Blackheads are a common and frustrating skin problem that can affect anyone, regardless of age, gender, or skin type. They are caused by clogged pores that contain a mixture of dead skin cells, oil, and bacteria, which turns black when exposed to air. Blackheads can make your skin look dull, uneven, and dirty, and can also lead to inflammation, infection, and scarring, if you try to squeeze or pop them.
The best way to get rid of blackheads is to use products and treatments that can gently exfoliate, unclog, and cleanse your pores, without irritating or damaging your skin. Some of the most effective and recommended methods are salicylic acid, topical retinoids, clay masks, chemical peels, and professional extraction.

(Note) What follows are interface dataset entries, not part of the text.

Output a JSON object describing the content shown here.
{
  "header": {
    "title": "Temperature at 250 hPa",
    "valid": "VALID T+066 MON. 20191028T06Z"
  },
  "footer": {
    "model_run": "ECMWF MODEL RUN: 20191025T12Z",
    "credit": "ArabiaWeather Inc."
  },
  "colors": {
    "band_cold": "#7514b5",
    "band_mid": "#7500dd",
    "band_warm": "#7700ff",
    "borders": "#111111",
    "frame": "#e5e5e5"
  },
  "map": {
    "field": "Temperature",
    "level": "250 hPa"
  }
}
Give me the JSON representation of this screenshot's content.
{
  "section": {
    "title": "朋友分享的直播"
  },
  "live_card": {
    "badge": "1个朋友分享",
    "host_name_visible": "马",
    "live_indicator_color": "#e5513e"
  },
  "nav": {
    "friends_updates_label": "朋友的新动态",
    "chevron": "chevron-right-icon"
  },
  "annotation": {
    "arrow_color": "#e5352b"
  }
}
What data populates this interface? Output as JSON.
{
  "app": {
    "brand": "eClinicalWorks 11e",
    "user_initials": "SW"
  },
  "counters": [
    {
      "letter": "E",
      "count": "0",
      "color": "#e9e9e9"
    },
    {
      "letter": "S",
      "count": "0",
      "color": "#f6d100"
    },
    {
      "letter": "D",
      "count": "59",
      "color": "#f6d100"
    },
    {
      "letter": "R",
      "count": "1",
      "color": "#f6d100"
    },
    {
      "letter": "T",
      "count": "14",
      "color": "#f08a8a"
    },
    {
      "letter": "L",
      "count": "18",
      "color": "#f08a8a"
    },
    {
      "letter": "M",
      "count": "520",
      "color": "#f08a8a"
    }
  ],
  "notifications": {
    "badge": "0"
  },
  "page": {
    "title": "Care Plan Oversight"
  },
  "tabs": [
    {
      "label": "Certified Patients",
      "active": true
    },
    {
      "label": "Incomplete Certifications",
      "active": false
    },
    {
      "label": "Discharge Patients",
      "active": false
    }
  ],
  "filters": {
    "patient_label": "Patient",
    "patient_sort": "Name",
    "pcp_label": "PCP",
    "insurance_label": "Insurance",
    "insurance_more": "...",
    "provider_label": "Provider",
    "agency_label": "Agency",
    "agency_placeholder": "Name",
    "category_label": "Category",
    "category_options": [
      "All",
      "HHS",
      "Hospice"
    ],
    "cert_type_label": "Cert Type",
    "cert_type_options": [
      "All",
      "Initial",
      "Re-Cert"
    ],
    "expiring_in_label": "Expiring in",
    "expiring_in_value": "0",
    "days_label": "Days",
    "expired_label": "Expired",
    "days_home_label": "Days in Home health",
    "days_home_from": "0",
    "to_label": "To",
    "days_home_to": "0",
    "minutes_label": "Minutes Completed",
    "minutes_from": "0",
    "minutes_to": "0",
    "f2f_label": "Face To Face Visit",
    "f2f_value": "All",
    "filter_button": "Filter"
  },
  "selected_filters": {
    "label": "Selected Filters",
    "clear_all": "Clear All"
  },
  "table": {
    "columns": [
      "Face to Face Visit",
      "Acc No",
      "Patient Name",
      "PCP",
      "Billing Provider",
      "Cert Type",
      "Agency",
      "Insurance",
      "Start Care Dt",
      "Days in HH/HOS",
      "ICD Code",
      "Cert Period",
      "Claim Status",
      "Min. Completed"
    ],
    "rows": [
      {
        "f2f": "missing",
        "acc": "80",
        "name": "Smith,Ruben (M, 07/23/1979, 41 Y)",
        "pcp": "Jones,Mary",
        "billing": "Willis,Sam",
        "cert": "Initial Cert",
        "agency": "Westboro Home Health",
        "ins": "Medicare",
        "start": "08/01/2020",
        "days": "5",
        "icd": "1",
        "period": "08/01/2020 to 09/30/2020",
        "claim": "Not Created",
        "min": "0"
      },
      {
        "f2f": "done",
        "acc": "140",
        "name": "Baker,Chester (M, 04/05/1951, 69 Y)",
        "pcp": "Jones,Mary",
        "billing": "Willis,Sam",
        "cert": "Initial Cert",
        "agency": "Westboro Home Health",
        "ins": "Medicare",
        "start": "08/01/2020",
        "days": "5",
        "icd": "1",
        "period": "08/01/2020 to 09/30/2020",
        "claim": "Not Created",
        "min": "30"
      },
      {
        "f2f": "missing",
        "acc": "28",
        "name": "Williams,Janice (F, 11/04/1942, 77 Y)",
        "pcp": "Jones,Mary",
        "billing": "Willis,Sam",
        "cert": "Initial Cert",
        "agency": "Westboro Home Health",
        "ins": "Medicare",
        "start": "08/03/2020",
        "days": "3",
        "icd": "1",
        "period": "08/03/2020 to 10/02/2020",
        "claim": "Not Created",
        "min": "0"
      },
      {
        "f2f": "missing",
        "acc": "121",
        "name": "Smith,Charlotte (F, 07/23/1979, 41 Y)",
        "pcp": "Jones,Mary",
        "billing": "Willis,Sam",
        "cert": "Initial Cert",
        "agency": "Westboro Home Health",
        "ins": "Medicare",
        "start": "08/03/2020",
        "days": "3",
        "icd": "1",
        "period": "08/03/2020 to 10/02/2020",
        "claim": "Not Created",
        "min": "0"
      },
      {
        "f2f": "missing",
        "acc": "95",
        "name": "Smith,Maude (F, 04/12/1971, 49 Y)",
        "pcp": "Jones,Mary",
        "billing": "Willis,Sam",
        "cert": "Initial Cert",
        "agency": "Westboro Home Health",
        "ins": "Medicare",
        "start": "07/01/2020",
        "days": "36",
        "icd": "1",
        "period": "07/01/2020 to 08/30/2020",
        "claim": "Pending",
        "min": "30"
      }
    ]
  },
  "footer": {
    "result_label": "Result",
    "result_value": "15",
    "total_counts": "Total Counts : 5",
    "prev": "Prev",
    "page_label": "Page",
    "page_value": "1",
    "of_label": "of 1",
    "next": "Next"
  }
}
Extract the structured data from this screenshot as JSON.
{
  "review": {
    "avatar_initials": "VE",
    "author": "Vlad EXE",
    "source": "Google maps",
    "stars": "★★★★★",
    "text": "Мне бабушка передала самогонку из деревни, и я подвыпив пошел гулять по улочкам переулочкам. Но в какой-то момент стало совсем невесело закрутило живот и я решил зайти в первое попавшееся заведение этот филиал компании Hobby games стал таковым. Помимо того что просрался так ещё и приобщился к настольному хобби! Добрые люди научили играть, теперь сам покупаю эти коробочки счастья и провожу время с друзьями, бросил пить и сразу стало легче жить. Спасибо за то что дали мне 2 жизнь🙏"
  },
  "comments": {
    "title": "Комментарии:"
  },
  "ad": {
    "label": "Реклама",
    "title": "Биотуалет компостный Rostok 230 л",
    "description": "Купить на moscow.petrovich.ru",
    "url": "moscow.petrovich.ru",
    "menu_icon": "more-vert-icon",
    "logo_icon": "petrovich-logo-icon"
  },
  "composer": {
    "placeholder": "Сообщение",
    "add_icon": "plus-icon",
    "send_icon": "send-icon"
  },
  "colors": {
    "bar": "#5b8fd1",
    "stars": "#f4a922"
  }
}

The worst way to get rid of blackheads is to use methods that can damage, inflame, or infect your skin, or worsen the condition of your pores. Some of the methods that you should avoid at all costs are squeezing or popping, scrubs, pore strips, alcohol-based products, and DIY remedies.
We hope that this blog post has helped you understand more about blackheads, and how to prevent and treat them effectively and safely. If you have any questions or comments, please feel free to leave them below. Thank you for reading!